Letters to the Editor

Posted: August 05, 2010

Connections over competence

Re: "DRPA chair answers critics," Tuesday:

The chairman of the Delaware River Port Authority, John Estey, is described as "a prominent Philadelphia lawyer who used to be [Gov.] Rendell's chief of staff." In the article in which Estey purports to answer critics of the agency, he contradicts himself by stating there "has been too much political influence" at the patronage-rich DRPA. Estey then trots out the tried-and-true explanation of why these patronage salaries are so high, stating that the salaries are necessary to attract and keep qualified executives.

What special qualifications did John Matheussen have to run this $300 million agency? What was it about Michael Joyce that separated him from the other applicants for the position of chief public safety officer, besides his political pedigree?

Estey cannot have it both ways. Either you hire qualified executives without regard to their political connections, and pay them appropriately, or you hire political hacks. The public is tired of hearing about these exorbitant salaries with ridiculous perks paid to individuals whose only qualification is connection rather than experience.

Stephen P. Dicht



Let the CIA run the war

An article Sunday discussed the effectiveness of a counterterrorism strategy ("U.S. relying on targeting insurgents"). That same night, 60 Minutes reran a piece on how this was effectively done by the CIA in 2001. This demonstrates two things: 1) Vice President Biden was right when he proposed the limited strategy of counterterrorism, which was shot down by the military and ridiculed by now-retired Gen. Stanley A. McChrystal and his staff; and 2) The regular military leadership is not competent to run the war in Afghanistan and Pakistan.

It is time that President Obama realized this and turned this war effort over to the CIA, supported by military special operations. We should not be nation-building; we should not be winning hearts and minds; we should be cutting the head off the snake until the rattle stops.

Bill McLaughlin


Imaginary threat to chemical plants

A recent editorial, "Protect chemical plants" (July 28), seems intent on finding a problem where none exists.

Just how many U.S. chemical plants have ever been attacked by terrorists, or even been targeted? The editorialist seems blissfully unaware that 80 percent of the roughly 9,000 chemical firms in the United States employ fewer than 50 people, and that most of these are making such mundane products as soaps, toiletries, paints, and medications - hardly dangerous or terrorist targets.

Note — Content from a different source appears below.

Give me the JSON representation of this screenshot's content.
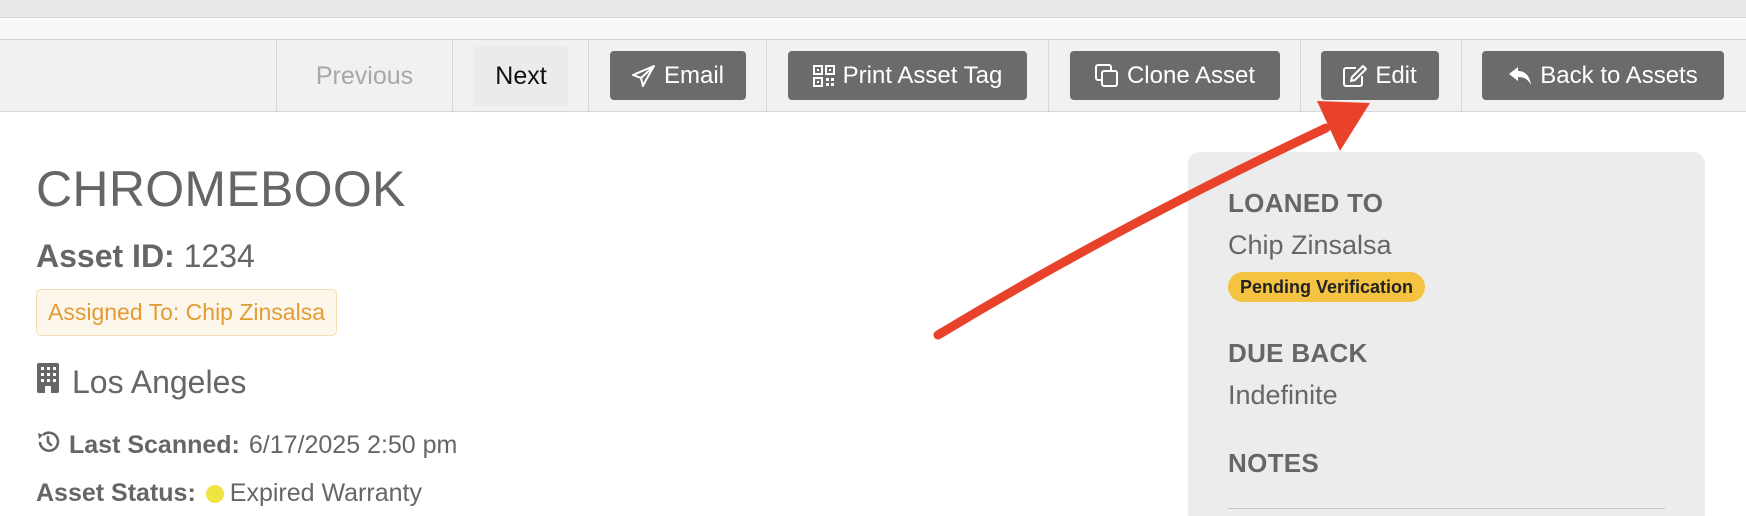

Yet, the one-size-fits-all security approach The Inquirer is advocating would require every one of these small, harmless businesses to be treated as though they were oil refineries or explosives manufacturers.

Roger F. Jones


Misstating Obama's pledge

Re: "Believed Obama would end America's two wars," letter, Monday:

I'm sorry that the writer is disappointed in President Obama's performance in office. Like him, I worked in Obama's campaign, but, unlike him, I actually listened to what Obama said. He never said he would get out of both wars, only that we should have never gone into Iraq, and that because of our distraction there, we dropped the ball in Afghanistan.

And think about the writer's comment that the "American people do not have the stomach for wars in two countries that most people here cannot even locate on a map." How many Americans could have found the Pacific Islands we fought for in World War II, or even nations in Europe, in battles that saved the world?

Ron Stoloff

Blue Bell


Senate should focus on real threats to life

An article Monday ("Teenage 'sexting' targeted by Pa. bill") quotes a Pennsylvania lawmaker as saying, "The goal . . . is not to send children to juvenile jail for petty pranks but to create a law to protect them from themselves - and one another."

Meanwhile, in an article in the same edition ("Fatal crash is a stark reminder"), another well-intentioned state legislator observes: "This is an emotional issue." Responsibility cannot be legislated, he added.

The first burning issue, teenage sexting, has embarrassed the sensibilities of families and apparently challenged the common sense of several district attorneys. The latter issue involves the deaths of 500 teenage drivers and 300 of their mostly teenage passengers, along with 300 other Pennsylvania victims, in the last five years.

Earlier this year, the Pennsylvania Senate drastically weakened House Bill 67, which placed limits on passenger occupancy and cell-phone use (including texting) by new teenage drivers. The fate of this demonstrably lifesaving measure now awaits legislative action this fall, with the outcome appearing very uncertain.

The question is how responsibly our state senators will act this fall when asked to reconsider this life-and-death issue.

Laurence J. Gavin

Chair, Clinical Emergency Medicine

University of Pennsylvania

Health System


comments powered by Disqus